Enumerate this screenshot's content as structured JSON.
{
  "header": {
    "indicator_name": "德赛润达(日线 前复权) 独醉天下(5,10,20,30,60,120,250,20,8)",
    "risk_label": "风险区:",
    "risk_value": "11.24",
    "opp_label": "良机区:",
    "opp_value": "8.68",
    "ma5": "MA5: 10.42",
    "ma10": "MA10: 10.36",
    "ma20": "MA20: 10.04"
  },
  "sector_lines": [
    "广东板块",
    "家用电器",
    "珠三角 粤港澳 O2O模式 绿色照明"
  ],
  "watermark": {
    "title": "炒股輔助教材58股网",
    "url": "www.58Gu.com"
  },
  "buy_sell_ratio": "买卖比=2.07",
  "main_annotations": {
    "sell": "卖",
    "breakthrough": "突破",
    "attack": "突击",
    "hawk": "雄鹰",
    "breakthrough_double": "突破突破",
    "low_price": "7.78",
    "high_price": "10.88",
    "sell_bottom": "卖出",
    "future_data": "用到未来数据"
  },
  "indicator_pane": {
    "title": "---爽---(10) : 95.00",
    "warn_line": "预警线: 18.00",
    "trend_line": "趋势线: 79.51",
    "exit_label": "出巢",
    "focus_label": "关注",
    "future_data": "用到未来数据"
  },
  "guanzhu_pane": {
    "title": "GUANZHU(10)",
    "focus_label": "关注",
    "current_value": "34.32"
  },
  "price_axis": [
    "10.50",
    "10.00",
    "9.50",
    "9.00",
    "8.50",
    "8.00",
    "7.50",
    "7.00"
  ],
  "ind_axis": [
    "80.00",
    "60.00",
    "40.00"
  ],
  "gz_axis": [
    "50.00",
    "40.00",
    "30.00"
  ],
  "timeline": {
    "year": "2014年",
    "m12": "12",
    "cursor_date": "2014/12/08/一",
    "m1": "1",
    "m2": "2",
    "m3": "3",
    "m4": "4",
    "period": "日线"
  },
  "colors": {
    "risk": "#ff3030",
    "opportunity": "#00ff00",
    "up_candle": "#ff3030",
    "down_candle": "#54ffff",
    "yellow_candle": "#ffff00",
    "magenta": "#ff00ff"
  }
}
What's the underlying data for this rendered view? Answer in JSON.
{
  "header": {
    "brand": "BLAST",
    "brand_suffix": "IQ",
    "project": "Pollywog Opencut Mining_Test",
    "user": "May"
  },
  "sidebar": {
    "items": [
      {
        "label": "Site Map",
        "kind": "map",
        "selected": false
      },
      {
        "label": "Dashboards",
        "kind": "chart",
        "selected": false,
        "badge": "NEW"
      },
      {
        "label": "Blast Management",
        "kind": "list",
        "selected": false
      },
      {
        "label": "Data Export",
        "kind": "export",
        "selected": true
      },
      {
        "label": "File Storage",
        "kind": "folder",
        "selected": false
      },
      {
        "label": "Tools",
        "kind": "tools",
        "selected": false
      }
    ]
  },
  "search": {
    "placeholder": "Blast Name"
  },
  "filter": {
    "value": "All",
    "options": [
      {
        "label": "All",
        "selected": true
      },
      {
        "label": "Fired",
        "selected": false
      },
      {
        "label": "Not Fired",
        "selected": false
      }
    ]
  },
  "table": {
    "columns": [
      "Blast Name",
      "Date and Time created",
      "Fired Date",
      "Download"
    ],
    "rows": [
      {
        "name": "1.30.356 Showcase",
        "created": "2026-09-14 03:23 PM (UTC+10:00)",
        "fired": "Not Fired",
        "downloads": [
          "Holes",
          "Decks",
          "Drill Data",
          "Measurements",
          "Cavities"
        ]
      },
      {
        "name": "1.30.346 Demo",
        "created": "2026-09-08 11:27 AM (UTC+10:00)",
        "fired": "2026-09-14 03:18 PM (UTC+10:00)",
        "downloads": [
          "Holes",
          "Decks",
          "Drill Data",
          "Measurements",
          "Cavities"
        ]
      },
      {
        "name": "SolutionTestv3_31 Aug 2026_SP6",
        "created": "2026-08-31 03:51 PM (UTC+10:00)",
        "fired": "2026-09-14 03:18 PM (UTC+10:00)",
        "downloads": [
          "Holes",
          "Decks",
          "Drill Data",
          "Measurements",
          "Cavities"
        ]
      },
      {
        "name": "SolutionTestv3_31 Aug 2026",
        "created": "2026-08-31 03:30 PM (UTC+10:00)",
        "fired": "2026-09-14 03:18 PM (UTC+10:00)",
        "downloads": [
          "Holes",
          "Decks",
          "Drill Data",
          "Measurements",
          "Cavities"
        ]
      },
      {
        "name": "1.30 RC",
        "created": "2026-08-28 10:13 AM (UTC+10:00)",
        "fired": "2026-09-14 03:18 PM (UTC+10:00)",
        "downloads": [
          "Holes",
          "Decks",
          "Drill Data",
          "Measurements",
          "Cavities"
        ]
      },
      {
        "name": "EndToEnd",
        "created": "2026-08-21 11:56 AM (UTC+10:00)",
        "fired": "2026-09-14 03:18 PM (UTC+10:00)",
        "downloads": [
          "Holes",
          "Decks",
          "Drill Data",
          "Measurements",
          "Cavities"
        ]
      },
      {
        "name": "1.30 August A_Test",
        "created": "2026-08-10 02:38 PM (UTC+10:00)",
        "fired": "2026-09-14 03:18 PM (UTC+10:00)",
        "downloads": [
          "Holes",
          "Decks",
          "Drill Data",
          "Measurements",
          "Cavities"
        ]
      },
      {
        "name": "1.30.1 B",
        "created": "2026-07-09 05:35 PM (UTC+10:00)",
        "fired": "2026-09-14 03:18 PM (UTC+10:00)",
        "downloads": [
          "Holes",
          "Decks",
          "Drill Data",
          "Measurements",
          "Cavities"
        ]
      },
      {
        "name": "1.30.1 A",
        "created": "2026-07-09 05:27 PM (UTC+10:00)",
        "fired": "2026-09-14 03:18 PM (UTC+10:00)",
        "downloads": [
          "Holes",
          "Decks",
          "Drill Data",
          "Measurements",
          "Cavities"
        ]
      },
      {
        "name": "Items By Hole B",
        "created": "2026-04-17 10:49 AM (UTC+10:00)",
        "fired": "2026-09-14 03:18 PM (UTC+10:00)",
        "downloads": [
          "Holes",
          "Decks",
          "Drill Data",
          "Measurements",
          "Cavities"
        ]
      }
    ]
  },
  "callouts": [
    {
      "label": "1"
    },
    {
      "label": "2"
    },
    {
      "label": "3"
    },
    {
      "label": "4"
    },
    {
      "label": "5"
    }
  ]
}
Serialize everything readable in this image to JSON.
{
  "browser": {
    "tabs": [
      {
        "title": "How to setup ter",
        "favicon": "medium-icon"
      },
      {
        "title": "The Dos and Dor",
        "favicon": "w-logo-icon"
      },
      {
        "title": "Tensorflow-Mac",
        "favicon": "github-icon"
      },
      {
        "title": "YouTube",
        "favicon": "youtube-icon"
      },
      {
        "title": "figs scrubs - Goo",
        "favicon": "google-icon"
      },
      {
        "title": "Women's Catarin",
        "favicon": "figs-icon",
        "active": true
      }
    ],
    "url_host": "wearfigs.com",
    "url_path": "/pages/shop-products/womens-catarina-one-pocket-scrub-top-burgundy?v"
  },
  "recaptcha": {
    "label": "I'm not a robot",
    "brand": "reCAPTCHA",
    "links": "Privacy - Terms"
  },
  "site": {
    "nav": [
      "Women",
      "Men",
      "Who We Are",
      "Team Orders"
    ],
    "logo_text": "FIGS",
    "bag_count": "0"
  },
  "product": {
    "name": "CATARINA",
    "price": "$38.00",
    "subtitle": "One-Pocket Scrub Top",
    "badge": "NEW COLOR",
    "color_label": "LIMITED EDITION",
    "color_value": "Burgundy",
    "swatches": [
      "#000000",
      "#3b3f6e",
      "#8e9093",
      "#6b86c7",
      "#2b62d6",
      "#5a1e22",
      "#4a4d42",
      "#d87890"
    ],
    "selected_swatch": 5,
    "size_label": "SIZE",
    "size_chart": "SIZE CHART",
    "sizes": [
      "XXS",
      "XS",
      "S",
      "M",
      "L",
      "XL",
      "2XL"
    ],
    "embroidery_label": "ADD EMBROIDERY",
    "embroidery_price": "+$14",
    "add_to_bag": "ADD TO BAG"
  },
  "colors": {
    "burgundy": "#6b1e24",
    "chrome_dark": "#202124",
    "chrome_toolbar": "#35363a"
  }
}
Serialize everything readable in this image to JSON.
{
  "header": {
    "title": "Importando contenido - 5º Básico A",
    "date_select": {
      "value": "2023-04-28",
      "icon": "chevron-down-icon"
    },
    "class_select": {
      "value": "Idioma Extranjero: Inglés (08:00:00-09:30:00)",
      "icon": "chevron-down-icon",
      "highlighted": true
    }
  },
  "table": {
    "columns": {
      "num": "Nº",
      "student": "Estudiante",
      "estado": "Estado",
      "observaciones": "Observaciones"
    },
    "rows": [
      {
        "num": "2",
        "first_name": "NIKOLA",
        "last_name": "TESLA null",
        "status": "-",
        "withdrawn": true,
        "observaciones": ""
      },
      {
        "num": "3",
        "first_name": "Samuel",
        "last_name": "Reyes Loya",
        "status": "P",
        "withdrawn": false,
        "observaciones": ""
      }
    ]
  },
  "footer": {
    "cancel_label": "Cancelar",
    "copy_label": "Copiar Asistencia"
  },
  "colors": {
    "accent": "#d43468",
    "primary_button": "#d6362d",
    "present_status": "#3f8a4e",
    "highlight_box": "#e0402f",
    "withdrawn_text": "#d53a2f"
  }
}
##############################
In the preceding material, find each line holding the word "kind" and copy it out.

▶ Solution for this exercise
        "kind": "map",
        "kind": "chart",
        "kind": "list",
        "kind": "export",
        "kind": "folder",
        "kind": "tools",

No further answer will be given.